[Excerpts from an interface dataset]
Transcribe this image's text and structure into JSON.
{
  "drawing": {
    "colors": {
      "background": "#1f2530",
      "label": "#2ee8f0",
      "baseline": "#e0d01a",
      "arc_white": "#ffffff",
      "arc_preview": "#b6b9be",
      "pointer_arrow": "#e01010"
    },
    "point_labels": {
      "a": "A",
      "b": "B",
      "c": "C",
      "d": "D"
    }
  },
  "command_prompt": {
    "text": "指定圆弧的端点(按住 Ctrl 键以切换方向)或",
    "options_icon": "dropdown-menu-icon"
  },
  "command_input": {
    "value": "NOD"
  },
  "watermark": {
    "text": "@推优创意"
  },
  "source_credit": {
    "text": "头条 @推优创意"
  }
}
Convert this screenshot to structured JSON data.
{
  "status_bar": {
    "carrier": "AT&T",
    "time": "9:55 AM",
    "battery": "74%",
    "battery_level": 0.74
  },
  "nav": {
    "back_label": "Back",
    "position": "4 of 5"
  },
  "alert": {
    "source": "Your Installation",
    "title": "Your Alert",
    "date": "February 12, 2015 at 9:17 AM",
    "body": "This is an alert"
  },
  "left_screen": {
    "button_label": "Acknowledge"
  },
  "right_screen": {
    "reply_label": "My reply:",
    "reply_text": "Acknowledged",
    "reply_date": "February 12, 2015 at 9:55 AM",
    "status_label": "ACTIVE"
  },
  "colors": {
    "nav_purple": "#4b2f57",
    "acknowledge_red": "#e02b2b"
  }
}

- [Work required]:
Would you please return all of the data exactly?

- [Response]:
Transcribe this image's text and structure into JSON.
{
  "drawing": {
    "colors": {
      "background": "#1f2530",
      "label": "#2ee8f0",
      "baseline": "#e0d01a",
      "arc_white": "#ffffff",
      "arc_preview": "#b6b9be",
      "pointer_arrow": "#e01010"
    },
    "point_labels": {
      "a": "A",
      "b": "B",
      "c": "C",
      "d": "D"
    }
  },
  "command_prompt": {
    "text": "指定圆弧的端点(按住 Ctrl 键以切换方向)或",
    "options_icon": "dropdown-menu-icon"
  },
  "command_input": {
    "value": "NOD"
  },
  "watermark": {
    "text": "@推优创意"
  },
  "source_credit": {
    "text": "头条 @推优创意"
  }
}
Convert this screenshot to structured JSON data.
{
  "status_bar": {
    "carrier": "AT&T",
    "time": "9:55 AM",
    "battery": "74%",
    "battery_level": 0.74
  },
  "nav": {
    "back_label": "Back",
    "position": "4 of 5"
  },
  "alert": {
    "source": "Your Installation",
    "title": "Your Alert",
    "date": "February 12, 2015 at 9:17 AM",
    "body": "This is an alert"
  },
  "left_screen": {
    "button_label": "Acknowledge"
  },
  "right_screen": {
    "reply_label": "My reply:",
    "reply_text": "Acknowledged",
    "reply_date": "February 12, 2015 at 9:55 AM",
    "status_label": "ACTIVE"
  },
  "colors": {
    "nav_purple": "#4b2f57",
    "acknowledge_red": "#e02b2b"
  }
}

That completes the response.